So here we can see an interesting parallel with Mance Rayder – both talented officers who had forged their reputations in border warfare, who went over to the so-called barbarians and became their leaders, and who attempted to establish a new political regime through a technology transfer of military training, tactics, and strategy.
Next time, we’ll see how Sertorius fared when he came up against a teenage general placed at the head of an army…
I covered what would have happened in the Battle That Never Was in the Prologue, so there’s only one real hypothetical to this chapter:
- Jon kills Mance? Given their duel in ADWD, this isn’t a hugely likely hypothetical situation. But in the event that Jon managed to win their combat, a bunch of things change. First, the wildlings most likely would divide, and while some would still head for the Wall, most would not – as we see from what happened after the Battle of Castle Black. This saves the Night’s Watch from any further casualties, but it also means that tens of thousands will be added to the ranks of the army of the dead. Second, it means that Jon is going to die long before there’s any chance of him being resurrected, which quite likely means the world is doomed.
Book vs. Show:

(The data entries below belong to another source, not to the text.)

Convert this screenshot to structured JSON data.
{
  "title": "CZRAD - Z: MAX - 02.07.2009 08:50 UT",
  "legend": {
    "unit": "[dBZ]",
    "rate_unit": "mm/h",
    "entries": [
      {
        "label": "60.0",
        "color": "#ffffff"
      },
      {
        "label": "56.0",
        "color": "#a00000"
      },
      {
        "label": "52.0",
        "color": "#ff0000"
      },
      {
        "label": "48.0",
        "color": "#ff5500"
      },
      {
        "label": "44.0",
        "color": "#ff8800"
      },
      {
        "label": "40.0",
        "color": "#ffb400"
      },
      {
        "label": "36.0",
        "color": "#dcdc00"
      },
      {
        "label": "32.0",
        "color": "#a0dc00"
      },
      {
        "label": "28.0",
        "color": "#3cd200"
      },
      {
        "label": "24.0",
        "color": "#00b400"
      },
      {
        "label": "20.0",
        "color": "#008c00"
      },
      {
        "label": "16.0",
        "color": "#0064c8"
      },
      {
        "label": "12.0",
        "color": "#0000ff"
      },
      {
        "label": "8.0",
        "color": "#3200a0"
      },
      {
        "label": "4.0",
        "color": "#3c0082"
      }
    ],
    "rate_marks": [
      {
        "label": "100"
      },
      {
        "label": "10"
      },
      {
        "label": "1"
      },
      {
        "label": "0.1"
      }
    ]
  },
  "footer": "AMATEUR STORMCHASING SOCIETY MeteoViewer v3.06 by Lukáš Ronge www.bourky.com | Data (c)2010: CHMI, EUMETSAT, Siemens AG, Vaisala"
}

I don’t really have much to add from what I said last time in terms of Jon’s season 3 plot being a substantial improvement over the botch that was Season 2. In terms of this chapter as shown in the show, it’s not bad per se – I like Mance’s description of a wildling diversity of culture that we don’t really get to see, and the visual of the spiral of dead horses on the Fist of the First Men is quite chilling.
However, there’s a real simplification of Jon’s role as a spy, the culture of the wildlings, and how these things relate to Jon’s burgeoning relationship with Ygritte. That being said, it’s significantly better than how Sam’s plotline is covered in Season 3. More on that in a bit…